Universal Healthcare for a Better World
A world without universal healthcare creates vast inequalities, divisions, and suffering. We must break the cycles of poverty and poor health and ensure that quality, affordable, and people centred healthcare is available to everyone.
The map on the left shows in green the parts of the world with universal health care, red for those without, and blue for those where healthcare is free but not universal.
"Without health care, how can children reach their full potential? And without a healthy, productive population, how can societies realize their aspirations?" - UNICEF Executive Director Anthony Lake
We often take our health for granted. It is important that we value our health and that we take measures to protect and care for it. By taking small steps towards a healthier lifestyle, making sure we get enough sleep, reducing our levels of stress, and scheduling regular checkups, we can all enjoy healthier and happier lives.
We believe that no one should get sick just because they are poor. Good health should not be reserved for the rich. It is the same as any other human right, and the SDGs play an important role in ensuring greater health equality. Access to safe drinking water, sanitation, nutritious food, adequate housing, education, and safe working conditions all contribute to both a healthier planet and population.

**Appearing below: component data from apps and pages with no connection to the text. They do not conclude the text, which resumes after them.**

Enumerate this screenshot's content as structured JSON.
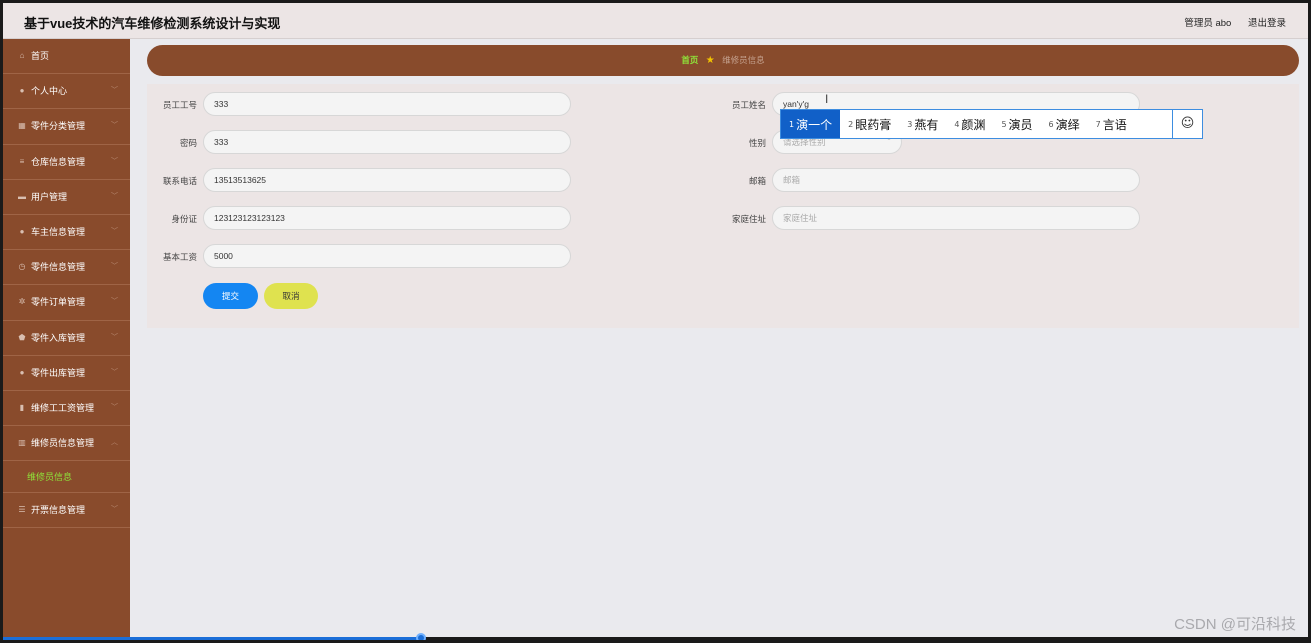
{
  "header": {
    "app_title": "基于vue技术的汽车维修检测系统设计与实现",
    "user_label": "管理员 abo",
    "logout_label": "退出登录"
  },
  "sidebar": {
    "items": [
      {
        "label": "首页",
        "icon": "home-icon",
        "chevron": false
      },
      {
        "label": "个人中心",
        "icon": "user-icon",
        "chevron": true
      },
      {
        "label": "零件分类管理",
        "icon": "grid-icon",
        "chevron": true
      },
      {
        "label": "仓库信息管理",
        "icon": "list-icon",
        "chevron": true
      },
      {
        "label": "用户管理",
        "icon": "monitor-icon",
        "chevron": true
      },
      {
        "label": "车主信息管理",
        "icon": "person-icon",
        "chevron": true
      },
      {
        "label": "零件信息管理",
        "icon": "clock-icon",
        "chevron": true
      },
      {
        "label": "零件订单管理",
        "icon": "settings-icon",
        "chevron": true
      },
      {
        "label": "零件入库管理",
        "icon": "shield-icon",
        "chevron": true
      },
      {
        "label": "零件出库管理",
        "icon": "location-icon",
        "chevron": true
      },
      {
        "label": "维修工工资管理",
        "icon": "building-icon",
        "chevron": true
      },
      {
        "label": "维修员信息管理",
        "icon": "chart-icon",
        "chevron": true
      }
    ],
    "sub_item": "维修员信息",
    "last_item": {
      "label": "开票信息管理",
      "icon": "menu-icon",
      "chevron": true
    }
  },
  "breadcrumb": {
    "home": "首页",
    "current": "维修员信息"
  },
  "form": {
    "employee_no_label": "员工工号",
    "employee_no_value": "333",
    "employee_name_label": "员工姓名",
    "employee_name_value": "yan'y'g",
    "password_label": "密码",
    "password_value": "333",
    "gender_label": "性别",
    "gender_placeholder": "请选择性别",
    "phone_label": "联系电话",
    "phone_value": "13513513625",
    "email_label": "邮箱",
    "email_placeholder": "邮箱",
    "id_card_label": "身份证",
    "id_card_value": "123123123123123",
    "address_label": "家庭住址",
    "address_placeholder": "家庭住址",
    "salary_label": "基本工资",
    "salary_value": "5000",
    "submit_label": "提交",
    "cancel_label": "取消"
  },
  "ime": {
    "candidates": [
      {
        "num": "1",
        "text": "演一个"
      },
      {
        "num": "2",
        "text": "眼药膏"
      },
      {
        "num": "3",
        "text": "燕有"
      },
      {
        "num": "4",
        "text": "颜渊"
      },
      {
        "num": "5",
        "text": "演员"
      },
      {
        "num": "6",
        "text": "演绎"
      },
      {
        "num": "7",
        "text": "言语"
      }
    ],
    "emoji": "☺"
  },
  "watermark": "CSDN @可沿科技",
  "video_progress": 0.32,
  "colors": {
    "sidebar": "#894b2c",
    "accent_green": "#8fe23a",
    "submit_blue": "#1486f2",
    "cancel_yellow": "#dfe24f",
    "ime_active": "#1160c8"
  }
}
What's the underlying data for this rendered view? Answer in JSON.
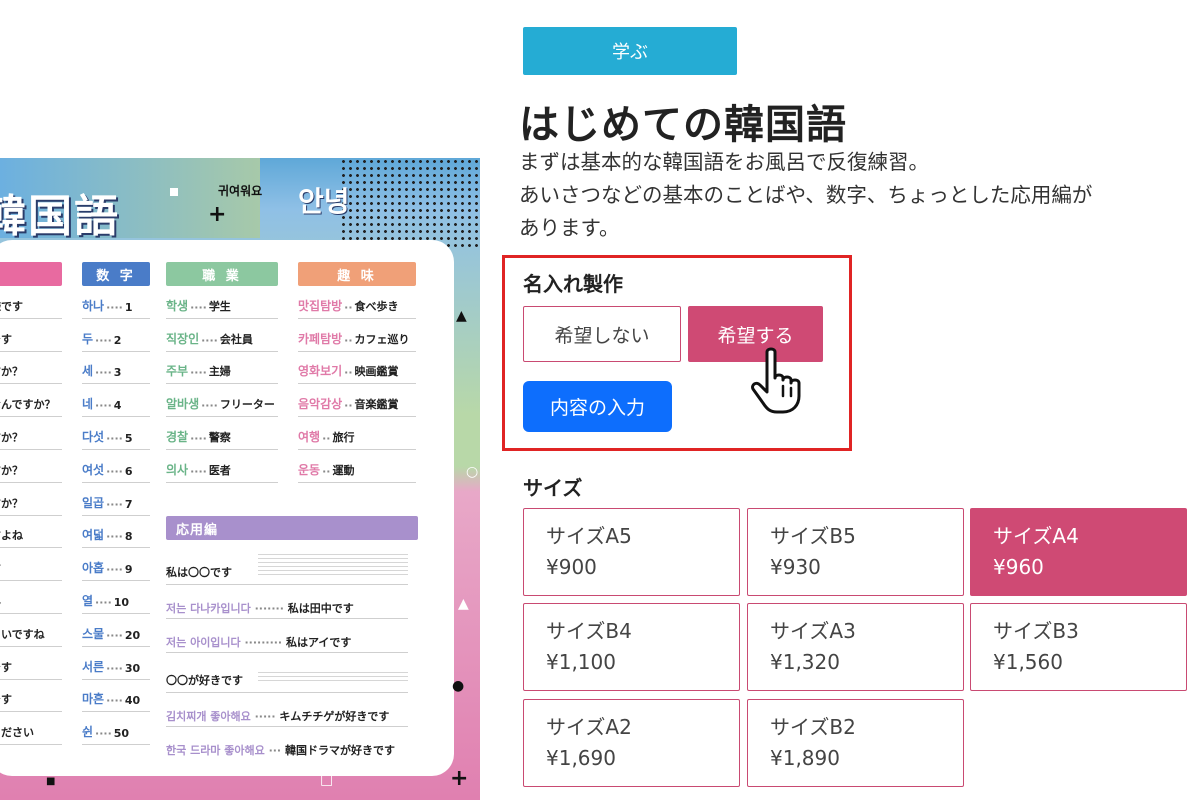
{
  "poster": {
    "title": "韓国語",
    "sticker_small": "귀여워요",
    "sticker_large": "안녕",
    "headers": {
      "numbers": "数 字",
      "jobs": "職 業",
      "hobbies": "趣 味",
      "applied": "応用編"
    },
    "greetings": [
      "様です",
      "です",
      "すか？",
      "なんですか？",
      "すか？",
      "すか？",
      "すか？",
      "すよね",
      "す",
      "ん",
      "ろいですね",
      "です",
      "です",
      "ください"
    ],
    "numbers": [
      {
        "ko": "하나",
        "n": "1"
      },
      {
        "ko": "두",
        "n": "2"
      },
      {
        "ko": "세",
        "n": "3"
      },
      {
        "ko": "네",
        "n": "4"
      },
      {
        "ko": "다섯",
        "n": "5"
      },
      {
        "ko": "여섯",
        "n": "6"
      },
      {
        "ko": "일곱",
        "n": "7"
      },
      {
        "ko": "여덟",
        "n": "8"
      },
      {
        "ko": "아홉",
        "n": "9"
      },
      {
        "ko": "열",
        "n": "10"
      },
      {
        "ko": "스물",
        "n": "20"
      },
      {
        "ko": "서른",
        "n": "30"
      },
      {
        "ko": "마흔",
        "n": "40"
      },
      {
        "ko": "쉰",
        "n": "50"
      }
    ],
    "jobs": [
      {
        "ko": "학생",
        "jp": "学生"
      },
      {
        "ko": "직장인",
        "jp": "会社員"
      },
      {
        "ko": "주부",
        "jp": "主婦"
      },
      {
        "ko": "알바생",
        "jp": "フリーター"
      },
      {
        "ko": "경찰",
        "jp": "警察"
      },
      {
        "ko": "의사",
        "jp": "医者"
      }
    ],
    "hobbies": [
      {
        "ko": "맛집탐방",
        "jp": "食べ歩き"
      },
      {
        "ko": "카페탐방",
        "jp": "カフェ巡り"
      },
      {
        "ko": "영화보기",
        "jp": "映画鑑賞"
      },
      {
        "ko": "음악감상",
        "jp": "音楽鑑賞"
      },
      {
        "ko": "여행",
        "jp": "旅行"
      },
      {
        "ko": "운동",
        "jp": "運動"
      }
    ],
    "applied": {
      "heading1": "私は〇〇です",
      "ex1": {
        "ko": "저는 다나카입니다",
        "jp": "私は田中です"
      },
      "ex2": {
        "ko": "저는 아이입니다",
        "jp": "私はアイです"
      },
      "heading2": "〇〇が好きです",
      "ex3": {
        "ko": "김치찌개 좋아해요",
        "jp": "キムチチゲが好きです"
      },
      "ex4": {
        "ko": "한국 드라마 좋아해요",
        "jp": "韓国ドラマが好きです"
      }
    }
  },
  "product": {
    "category_tag": "学ぶ",
    "title": "はじめての韓国語",
    "description": [
      "まずは基本的な韓国語をお風呂で反復練習。",
      "あいさつなどの基本のことばや、数字、ちょっとした応用編が",
      "あります。"
    ],
    "naming": {
      "label": "名入れ製作",
      "option_no": "希望しない",
      "option_yes": "希望する",
      "selected": "希望する",
      "input_button": "内容の入力"
    },
    "size": {
      "label": "サイズ",
      "selected": "サイズA4",
      "options": [
        {
          "name": "サイズA5",
          "price": "¥900"
        },
        {
          "name": "サイズB5",
          "price": "¥930"
        },
        {
          "name": "サイズA4",
          "price": "¥960"
        },
        {
          "name": "サイズB4",
          "price": "¥1,100"
        },
        {
          "name": "サイズA3",
          "price": "¥1,320"
        },
        {
          "name": "サイズB3",
          "price": "¥1,560"
        },
        {
          "name": "サイズA2",
          "price": "¥1,690"
        },
        {
          "name": "サイズB2",
          "price": "¥1,890"
        }
      ]
    },
    "colors": {
      "accent_pink": "#cf4a74",
      "tag_blue": "#25acd4",
      "input_blue": "#0d6efd",
      "highlight_red": "#e02424"
    }
  }
}
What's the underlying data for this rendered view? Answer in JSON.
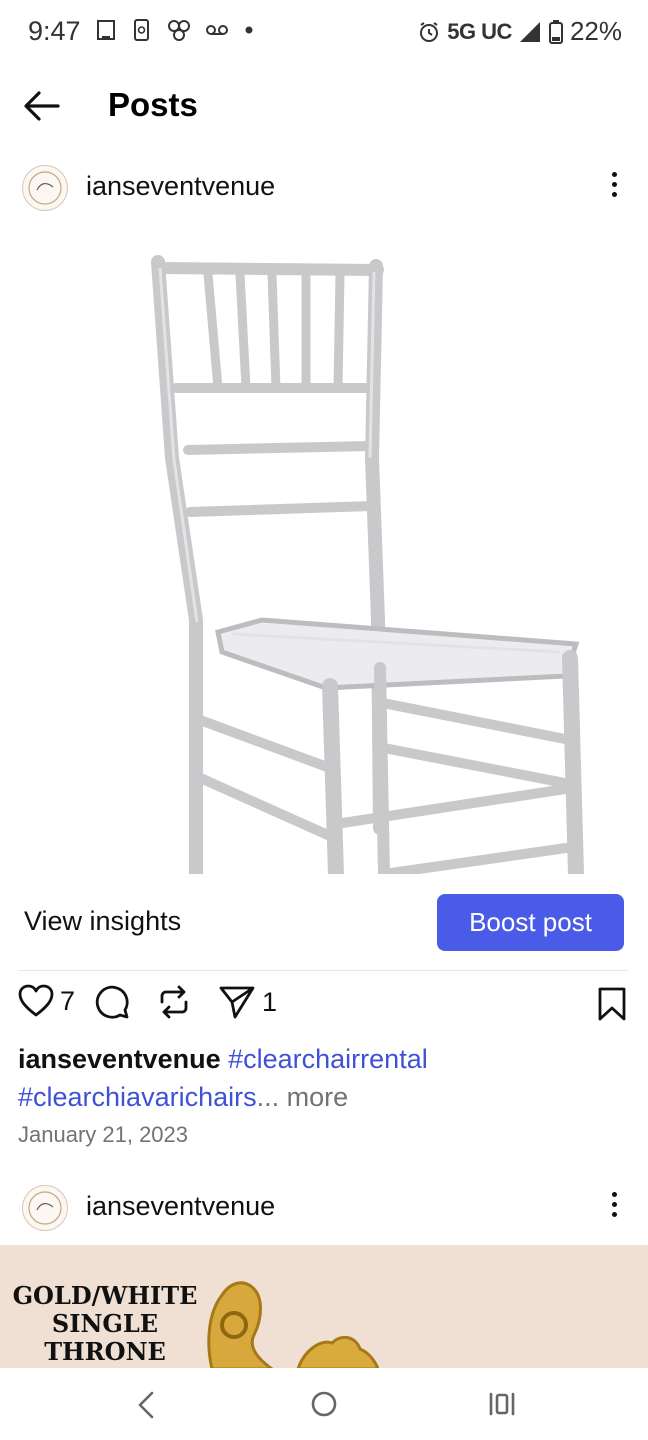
{
  "status_bar": {
    "time": "9:47",
    "network": "5G UC",
    "battery": "22%"
  },
  "header": {
    "title": "Posts"
  },
  "post1": {
    "username": "ianseventvenue",
    "image_description": "clear acrylic chiavari chair",
    "view_insights": "View insights",
    "boost_label": "Boost post",
    "likes": "7",
    "shares": "1",
    "caption_user": "ianseventvenue",
    "tag1": "#clearchairrental",
    "tag2": "#clearchiavarichairs",
    "ellipsis_more": "... more",
    "date": "January 21, 2023"
  },
  "post2": {
    "username": "ianseventvenue",
    "image_text_lines": [
      "GOLD/WHITE",
      "SINGLE",
      "THRONE"
    ]
  },
  "colors": {
    "accent": "#4a5ce7",
    "hashtag": "#3f51d6",
    "muted": "#737373",
    "banner_bg": "#efe0d3"
  }
}
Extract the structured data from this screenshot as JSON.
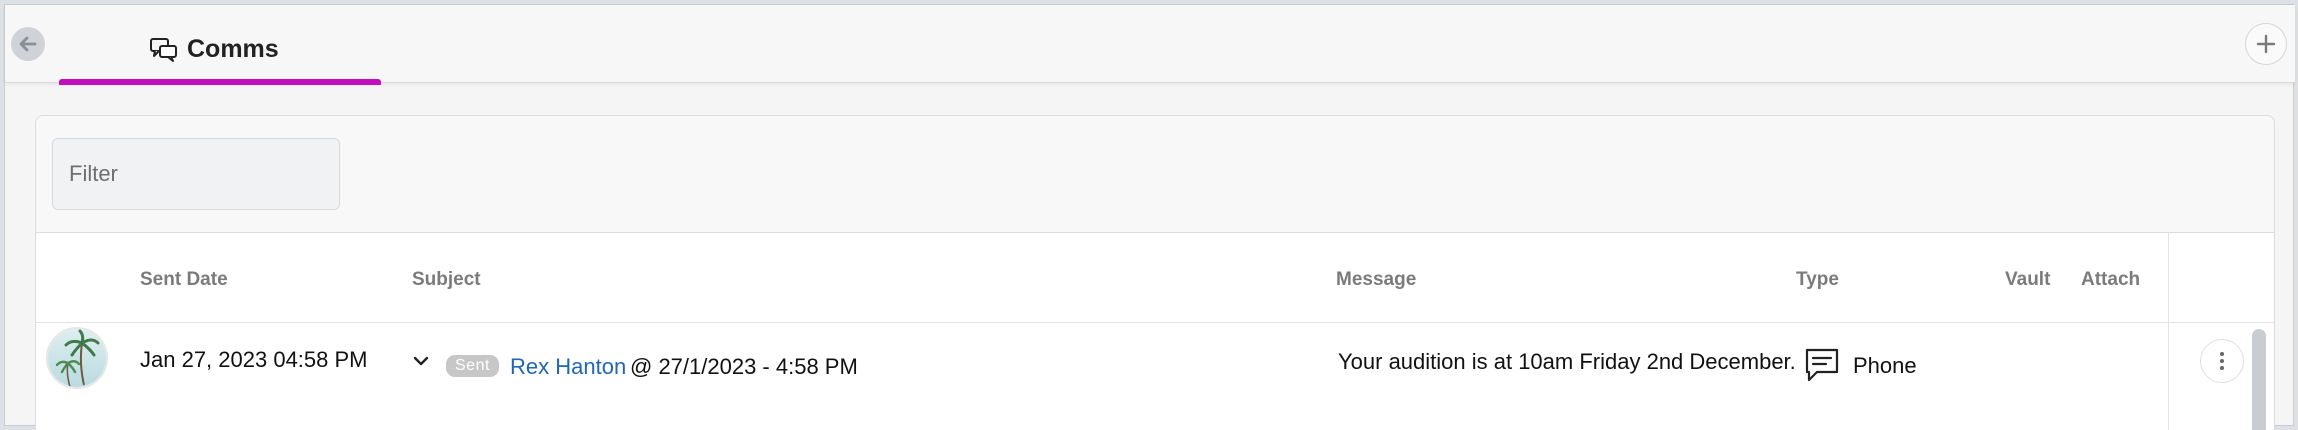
{
  "tabs": [
    {
      "label": "Comms",
      "active": true,
      "icon": "chat-bubbles-icon"
    }
  ],
  "colors": {
    "accent": "#c20dbf",
    "link": "#1f66b7"
  },
  "filter": {
    "placeholder": "Filter",
    "value": ""
  },
  "table": {
    "headers": {
      "sent_date": "Sent Date",
      "subject": "Subject",
      "message": "Message",
      "type": "Type",
      "vault": "Vault",
      "attach": "Attach"
    },
    "rows": [
      {
        "sent_date": "Jan 27, 2023 04:58 PM",
        "status": "Sent",
        "recipient": "Rex Hanton",
        "subject_suffix": "@ 27/1/2023 - 4:58 PM",
        "message": "Your audition is at 10am Friday 2nd December.",
        "type": "Phone",
        "type_icon": "chat-message-icon",
        "avatar": "palm-trees-avatar"
      }
    ]
  }
}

“The enjoyment of the highest attainable standard of health is one of the fundamental rights of every human being without distinction of race, religion, political belief, economic or social condition” - Constitution of the WHO
Author: Rachael Mellor, 25.01.24 licensed under CC BY-ND 4.0
For further reading on Global Health see below ⬇️
Featured Organisation of the Month
The Global Fund
The Global Fund is a 21st-century partnership organization designed to accelerate the end of the AIDS, tuberculosis and malaria epidemics. Founded in 2002, the Global Fund is a partnership between governments, civil society, the private sector and people affected by the diseases. The Global Fund raises and invests nearly US$4 billion a year to support programs run by local experts in countries and communities most in need.
Featured Online Resource of the Month
K4Health shares accurate, up-to-date knowledge and tools to strengthen family planning and other public health efforts worldwide. They envision a knowledge sharing revolution in which program managers and service providers collaborate with and learn from each other, adapting and using knowledge to build stronger health systems.